[[ Available data open ]]

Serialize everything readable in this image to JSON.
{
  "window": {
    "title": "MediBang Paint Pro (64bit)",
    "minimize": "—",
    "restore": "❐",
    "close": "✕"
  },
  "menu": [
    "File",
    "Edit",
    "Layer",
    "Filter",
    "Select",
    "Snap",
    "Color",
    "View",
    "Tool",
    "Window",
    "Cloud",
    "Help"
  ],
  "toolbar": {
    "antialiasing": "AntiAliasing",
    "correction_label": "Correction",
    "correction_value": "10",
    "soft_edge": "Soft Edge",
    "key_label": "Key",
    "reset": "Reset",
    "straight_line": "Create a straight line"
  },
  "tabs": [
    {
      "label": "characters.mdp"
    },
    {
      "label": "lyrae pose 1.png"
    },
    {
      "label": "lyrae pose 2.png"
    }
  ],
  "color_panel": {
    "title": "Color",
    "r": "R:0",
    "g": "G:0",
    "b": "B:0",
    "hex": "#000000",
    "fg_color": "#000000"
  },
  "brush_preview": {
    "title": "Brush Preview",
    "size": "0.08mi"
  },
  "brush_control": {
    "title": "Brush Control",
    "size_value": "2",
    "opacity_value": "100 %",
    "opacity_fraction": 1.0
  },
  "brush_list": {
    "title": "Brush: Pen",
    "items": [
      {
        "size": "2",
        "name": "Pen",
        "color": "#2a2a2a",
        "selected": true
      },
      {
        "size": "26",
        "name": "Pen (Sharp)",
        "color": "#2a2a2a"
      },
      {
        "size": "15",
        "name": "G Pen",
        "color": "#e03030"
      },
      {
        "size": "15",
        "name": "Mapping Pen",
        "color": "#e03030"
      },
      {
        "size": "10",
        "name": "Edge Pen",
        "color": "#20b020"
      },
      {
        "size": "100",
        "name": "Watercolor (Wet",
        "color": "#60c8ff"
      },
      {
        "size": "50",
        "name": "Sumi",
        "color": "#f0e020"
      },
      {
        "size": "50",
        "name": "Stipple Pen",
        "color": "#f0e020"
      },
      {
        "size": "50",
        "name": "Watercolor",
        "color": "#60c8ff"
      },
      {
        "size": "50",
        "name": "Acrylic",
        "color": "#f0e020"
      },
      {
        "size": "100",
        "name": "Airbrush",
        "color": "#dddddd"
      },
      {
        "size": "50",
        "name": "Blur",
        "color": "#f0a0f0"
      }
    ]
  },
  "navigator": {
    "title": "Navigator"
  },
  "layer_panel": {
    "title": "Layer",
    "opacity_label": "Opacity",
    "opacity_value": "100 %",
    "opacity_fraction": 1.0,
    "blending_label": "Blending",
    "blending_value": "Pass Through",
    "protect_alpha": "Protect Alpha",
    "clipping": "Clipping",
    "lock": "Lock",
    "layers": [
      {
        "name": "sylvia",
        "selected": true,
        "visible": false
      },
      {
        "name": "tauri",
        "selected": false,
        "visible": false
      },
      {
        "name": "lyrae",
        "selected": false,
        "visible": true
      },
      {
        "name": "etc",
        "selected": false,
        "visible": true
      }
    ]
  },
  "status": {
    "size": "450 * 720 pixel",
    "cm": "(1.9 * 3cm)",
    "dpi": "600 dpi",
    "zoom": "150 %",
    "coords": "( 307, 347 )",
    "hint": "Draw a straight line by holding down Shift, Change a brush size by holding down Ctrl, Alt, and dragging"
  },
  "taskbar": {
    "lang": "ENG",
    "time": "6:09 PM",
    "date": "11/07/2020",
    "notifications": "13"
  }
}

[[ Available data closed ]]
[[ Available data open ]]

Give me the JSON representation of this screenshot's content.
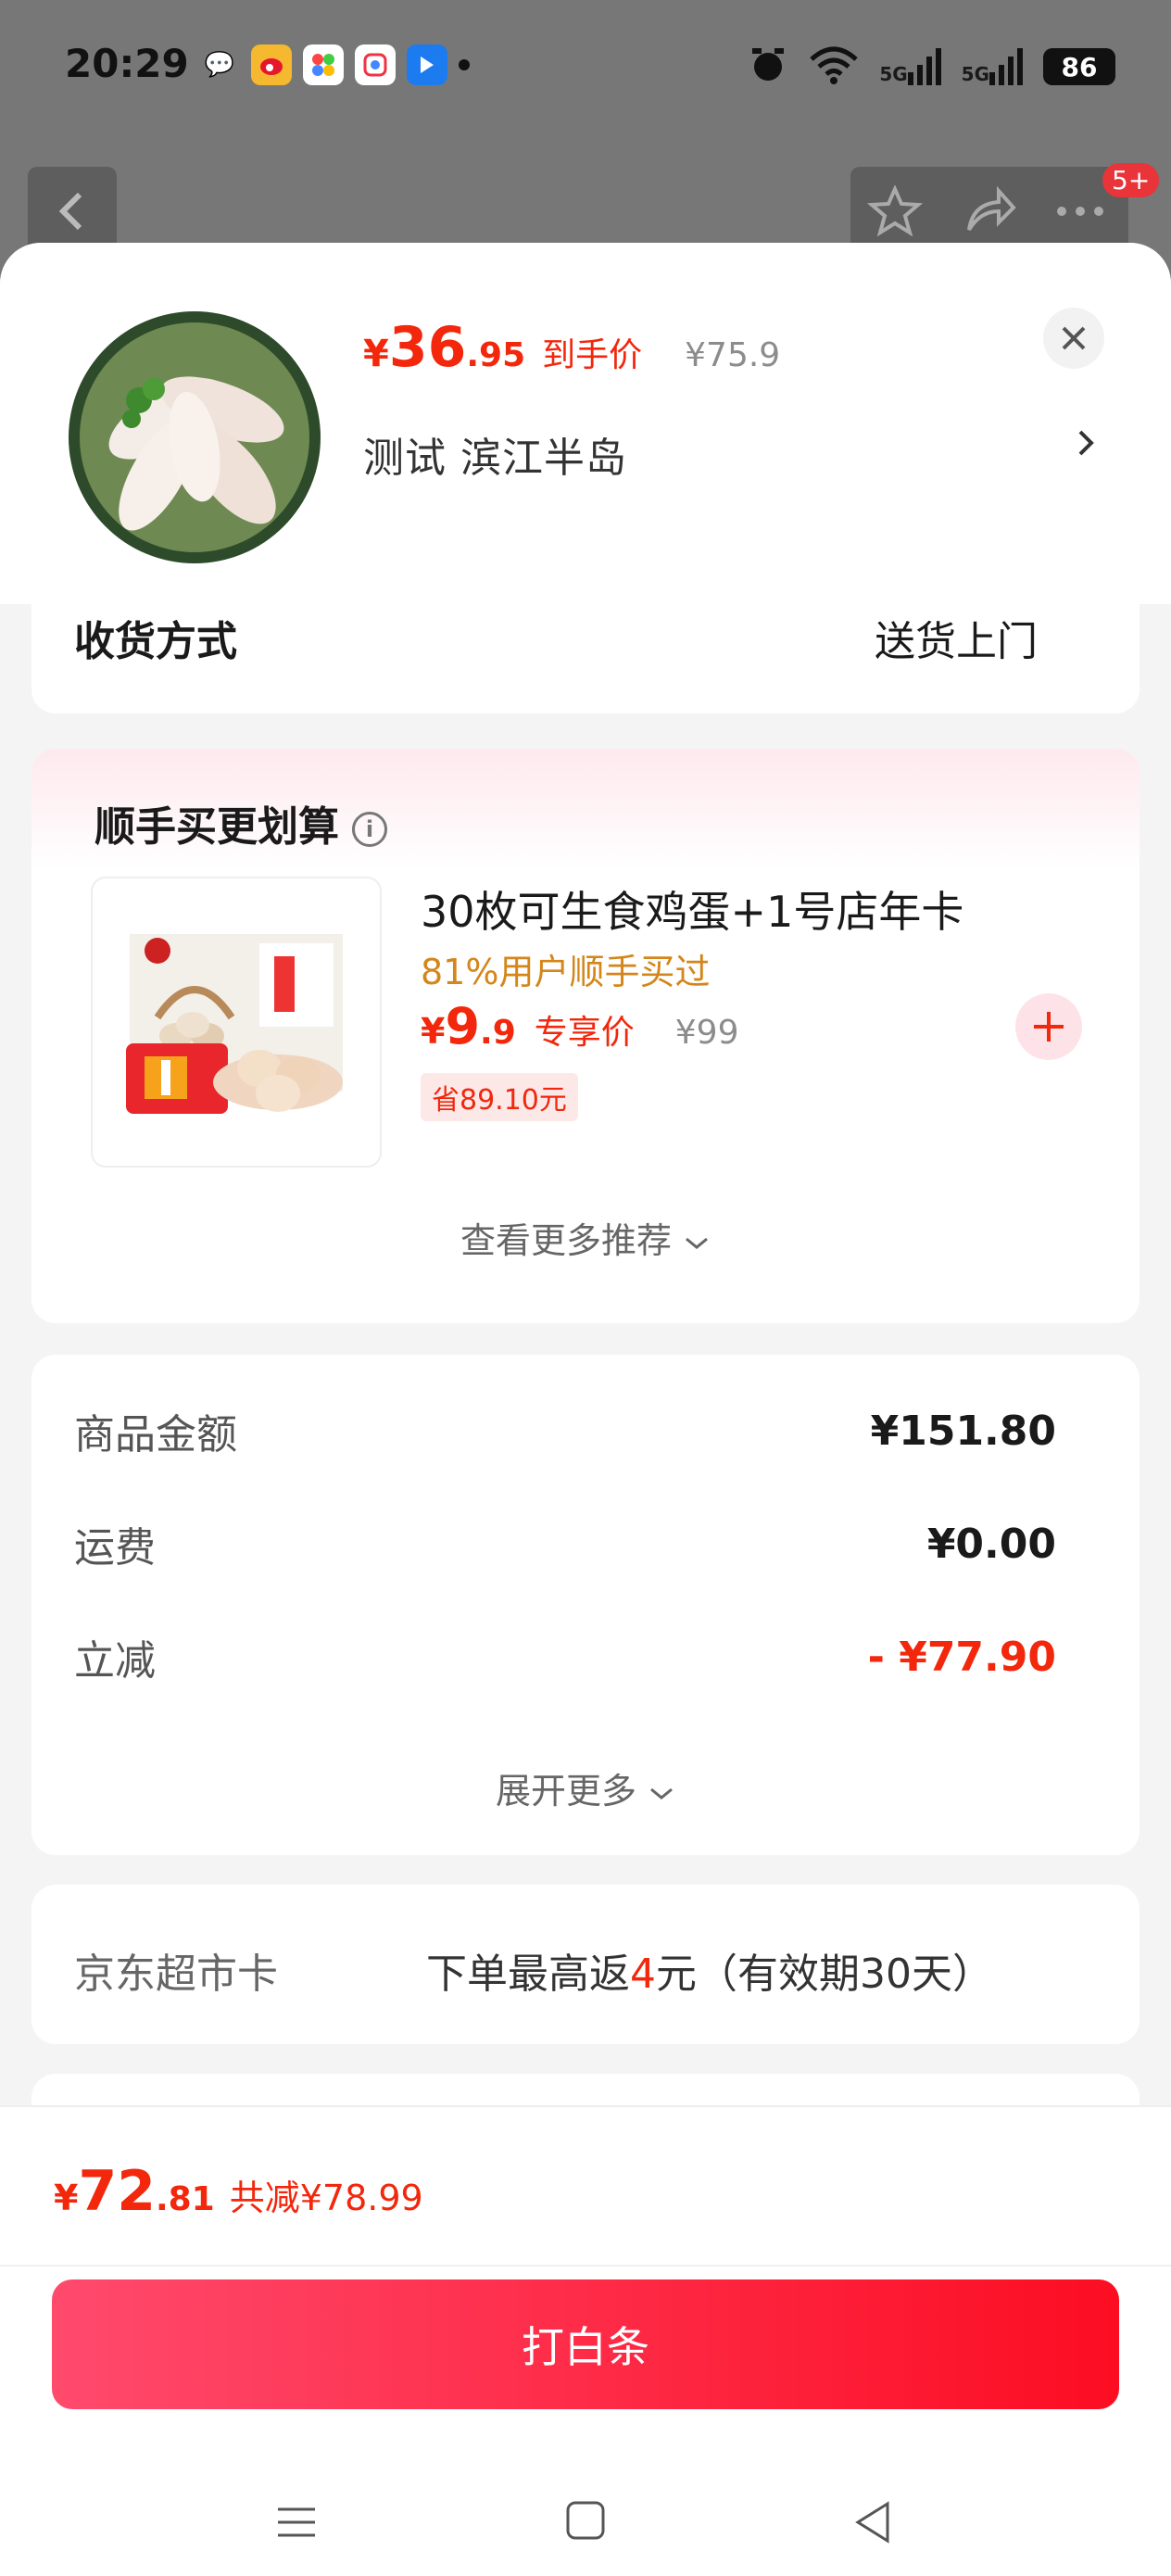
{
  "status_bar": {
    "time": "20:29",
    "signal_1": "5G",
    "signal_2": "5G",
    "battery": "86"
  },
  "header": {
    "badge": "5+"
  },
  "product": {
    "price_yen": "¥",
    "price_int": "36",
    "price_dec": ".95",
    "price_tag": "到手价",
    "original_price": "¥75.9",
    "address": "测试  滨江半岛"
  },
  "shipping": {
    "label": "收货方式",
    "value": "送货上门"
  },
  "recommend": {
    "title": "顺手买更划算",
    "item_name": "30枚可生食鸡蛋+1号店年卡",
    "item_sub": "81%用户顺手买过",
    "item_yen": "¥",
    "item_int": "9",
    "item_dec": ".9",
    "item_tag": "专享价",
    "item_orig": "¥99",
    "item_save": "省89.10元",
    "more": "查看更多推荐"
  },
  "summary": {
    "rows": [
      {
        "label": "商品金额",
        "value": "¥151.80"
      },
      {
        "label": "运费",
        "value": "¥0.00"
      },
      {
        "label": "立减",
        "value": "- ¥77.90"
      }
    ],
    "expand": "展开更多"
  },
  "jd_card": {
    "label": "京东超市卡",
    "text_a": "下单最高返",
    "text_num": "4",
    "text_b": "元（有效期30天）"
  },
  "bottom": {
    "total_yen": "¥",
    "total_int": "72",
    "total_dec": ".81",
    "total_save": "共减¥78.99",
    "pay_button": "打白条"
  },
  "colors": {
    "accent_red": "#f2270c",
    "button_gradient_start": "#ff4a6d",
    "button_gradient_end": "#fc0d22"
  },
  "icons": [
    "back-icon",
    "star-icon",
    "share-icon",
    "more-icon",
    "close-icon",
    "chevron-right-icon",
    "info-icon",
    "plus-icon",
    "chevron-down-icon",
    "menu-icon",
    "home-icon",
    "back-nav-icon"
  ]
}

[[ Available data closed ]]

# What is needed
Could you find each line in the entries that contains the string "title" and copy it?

# Solution to this problem
    "title": "MediBang Paint Pro (64bit)",
    "title": "Color",
    "title": "Brush Preview",
    "title": "Brush Control",
    "title": "Brush: Pen",
    "title": "Navigator"
    "title": "Layer",
    "title": "顺手买更划算",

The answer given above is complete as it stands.